Collaboration keeps everybody learning. I’ve never seen a creative company that prospered by relying totally on in-house talent.
TDN: I've read some really thought-provoking articles recently claiming that humanity's only chance at halting catastrophic climate change is to revolt. How does this make you feel as Blue Chalk's CEO? As a storyteller? As a human being? What is our collective role as visual storytellers in this scenario?
Moyer: Storytelling is the necessary first step to instigating societal change. While I’m not personally in favor of taking the law into our own hands as anarchists might propose, I do think that we suffer grave consequences if the marketplace of ideas is framed within boundaries acceptable to corporate interests.
I’m a firm believer that people as individual readers and viewers need to support quality storytelling. If we believe the mantra that “all content is meant to be free,” then we will be wildly over served with “free” content about issues that carry an advertising agenda. Having alternative funding models to tell and retell stories of climate change, for example, may be instrumental in saving the planet.
TDN: Thinking big-- what are your greatest hopes for visual storytelling, knowing the digital world and global connections we have access to now? Where do you hope to see this industry in 10 years? How do you hope it affects the world?
Moyer: First, I want the marketplace for visual storytellers to expand so that people can build careers and support families based on their talents and experience.
Second, I want visual storytelling to be an ascendant cultural force in the grand tradition of photojournalism—exposing viewers to stories that provoke public opinion and lead to collective action through better understanding of the larger world.
Third, I want to surround audiences with images and video that garners appreciation for its visual design. Great imagery in public places helps us all see better.
TDN: What story are you most excited to unveil with your public launch? Why?
Moyer: What makes me the most proud is that in our first six months, we've already produced a range of stories that can move you to tears or provoke a chuckle. We want to guard against becoming an editorial monoculture where one type of story defines our brand. Examples of our diverse projects are available at bluechalk.com.
TDN: Are you hiring?
Moyer: Not immediately, though people should follow us on social media and watch the website. We will post open positions as we grow.
About Blue Chalk Media

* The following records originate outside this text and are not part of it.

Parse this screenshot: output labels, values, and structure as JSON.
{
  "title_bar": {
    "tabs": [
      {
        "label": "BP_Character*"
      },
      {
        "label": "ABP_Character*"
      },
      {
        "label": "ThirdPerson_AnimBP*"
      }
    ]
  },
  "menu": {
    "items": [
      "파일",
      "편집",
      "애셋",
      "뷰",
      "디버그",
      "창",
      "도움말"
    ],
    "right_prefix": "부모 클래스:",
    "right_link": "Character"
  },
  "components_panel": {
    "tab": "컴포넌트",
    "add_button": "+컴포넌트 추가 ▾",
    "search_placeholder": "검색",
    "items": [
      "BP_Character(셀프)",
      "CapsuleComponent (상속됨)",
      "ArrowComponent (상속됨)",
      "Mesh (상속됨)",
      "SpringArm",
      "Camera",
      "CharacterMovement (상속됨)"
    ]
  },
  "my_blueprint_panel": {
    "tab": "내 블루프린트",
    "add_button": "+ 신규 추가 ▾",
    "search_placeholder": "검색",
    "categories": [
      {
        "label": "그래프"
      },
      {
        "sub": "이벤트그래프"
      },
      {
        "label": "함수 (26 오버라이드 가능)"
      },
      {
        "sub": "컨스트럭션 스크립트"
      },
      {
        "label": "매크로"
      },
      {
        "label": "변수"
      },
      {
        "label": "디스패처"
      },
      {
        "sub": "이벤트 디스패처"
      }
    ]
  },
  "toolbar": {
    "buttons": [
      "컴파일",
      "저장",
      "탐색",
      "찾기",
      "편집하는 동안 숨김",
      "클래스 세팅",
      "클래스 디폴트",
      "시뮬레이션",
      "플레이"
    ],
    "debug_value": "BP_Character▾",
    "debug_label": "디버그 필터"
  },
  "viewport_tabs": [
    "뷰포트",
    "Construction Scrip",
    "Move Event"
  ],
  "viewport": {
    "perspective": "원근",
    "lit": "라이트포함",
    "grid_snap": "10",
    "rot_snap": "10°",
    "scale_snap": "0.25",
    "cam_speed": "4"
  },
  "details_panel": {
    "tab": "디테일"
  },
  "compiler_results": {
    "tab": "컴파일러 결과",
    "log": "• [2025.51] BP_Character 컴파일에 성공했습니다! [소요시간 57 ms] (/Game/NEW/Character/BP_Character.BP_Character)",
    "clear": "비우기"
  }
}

Blue Chalk Media a Brooklyn-based digital media company founded by people who believe in the power of nonfiction visual storytelling. With roots in photojournalism, documentary film, cable television and digital communications, the Blue Chalk team is equipped to serve third-party clients and partners as well as to publish independently.
Greg Moyer is an award-winning television and digital media executive with deep international experience and a track record of innovation in channel design, brand positioning, programming, marketing and global distribution. A creative and inspirational leader, Moyer has successfully operated across senior positions for Discovery Channel, TLC, Animal Planet, VOOM HD and Food Network, among others. Moyer led Discovery in collecting five George Foster Peabody Awards for programming excellence.